Mom’s personal hygiene has declined more than usual lately. She hugged me hello, and both she and her apartment smelled off. I was also very troubled to see the sweat suit she was wearing be riddled with holes and food stains.
The strongest source of the smell came mainly from her closet. Then I looked around realizing everything in her apartment needed a good scrubbing, cleaning, vacuuming, and even a steam clean.
‘How did this happen under my nose’ I thought (pun intended), ‘I visit almost every day!’ I liken it to haircuts – suddenly, whammo, one day I need a haircut.
There is no failure on Brookdale Senior Living’s part. They keep her toilet and shower clean, her bathroom floor mopped and her carpet vacuumed. Brookdale does her laundry, sheets and towels while I do a deep clean about every 4 months. Maybe it is time to up her level of care?
Problem with that is Mom would be offended and defensive about someone assisting her with showering and dressing. She is still capable – she isn’t wearing mismatched clothing, and she just needs to shower.
The next day I began cleaning. I had a few hours to myself because after her breakfast she takes a walk, then does her crossword puzzle in the lobby or sun room.
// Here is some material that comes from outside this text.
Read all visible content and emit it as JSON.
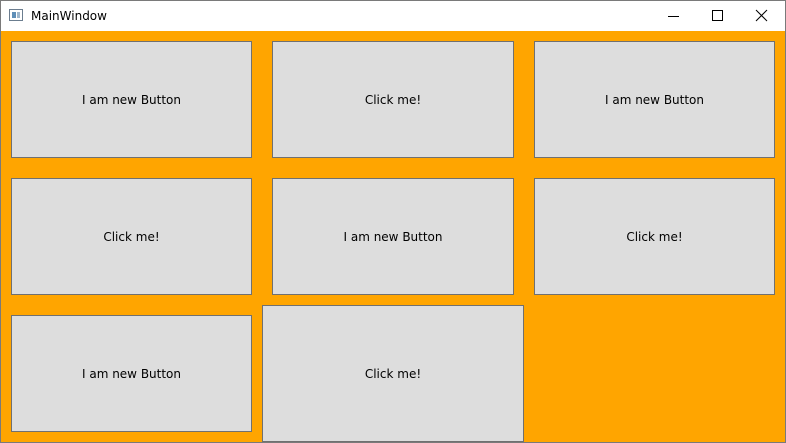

When Mom returned, she side-stepped around the vacuum cleaners and bucket full of cleaning supplies without connecting any dot. She sat down on the couch and asked how I was and what I was up to that day.
The loads of clothing by the door, however, did get her attention and she asked about them. “I’m cleaning up your apartment a little, Mom. I’m also taking some clothing items home to launder myself,” I said. She looked confused by this. “Why?” she said rather defensively. I took the opportunity to tell a quick “Gram” story.
Gram, Mom’s mom, also lived at an assisted living residence. She was always very self-conscious, often asking me, “Vic, do I smell like an old person?” She never did, but it was sweet how she asked. While Mom was giggling over what a typical a comment that was from her own mother, I gently segued into my observations of her own personal cleanliness.
She was surprised at what I was telling her. “Huh!” she says, “I just don’t smell that at all!” Then a horrified look came over face, “Do I smell like urine or poo?” “Thankfully no, Mom,” I reassured her, “You’re not there yet. …but I am!” I said, lightening the mood. I continued dryly, “I’m wearing Depends as we speak – Frank and Marco had to have this same sit-down chat with me last week. Can you believe that?! My own dogs!!” That cracked her up. I then showed her a note I taped next to the shower that “Frank” made, “Grandma, please shower today. Sincerely, Francis Sinatra.” “Well,” Mom replied, “You tell Frankie ‘Thank You’ from Grandma!”
God bless her for taking it so well.
I talked to management when I left that day. Brookdale concurred her appearance and body odor had been worsening but their efforts to get Mom to shower had been met with less than kind remarks. I told Brookdale I talked with her myself, put a note by her shower from her “grand-dog” to “take a shower today,” mentioned I had thoroughly cleaned and steam-cleaned her apartment, and was taking all her clothing home in shifts to be laundered or thrown out. Brookdale also agreed that Mom doesn’t need assistance IN the shower or help dressing, she simply needs overseeing.
Over the next few days I returned her laundered clothes and was thrilled find her apartment smelling very clean and fresh. Each time I came by, Mom had showered, her hair was styled, she had on clean clothes, and was even wearing a hint of make-up!
What Is True for Me: Love has many forms of care. Having the discussion and problem-solving personal hygiene is not an easy topic. It’s right up there with taking the car keys and having to move away from home.
I expect one day, Mom will need assistance showering and dressing, but for now, our solution is simply to supervise. This will work until it doesn’t work. And then we will shift our care to accommodate the next change, which can very well be tomorrow or this afternoon.
Failing hygiene is disheartening. Like so many other things that simply vanish with dementia, I remember my mother as a sharp dresser who cared about her appearance and the cleanliness of her home. I believe she still does care, but dementia voids many filters.
Over time, this disease has robbed her of her sense of smell and taste. It has robbed her of a natural gait. It has taken away discernment of every kind, and it is why she can wear a sweat-suit that is far from clean and suitable.
Love makes the effort to help. Yet love guarantees nothing in return. There is no part of dementia that is okay with me, nevertheless I will try. It’s just what love does.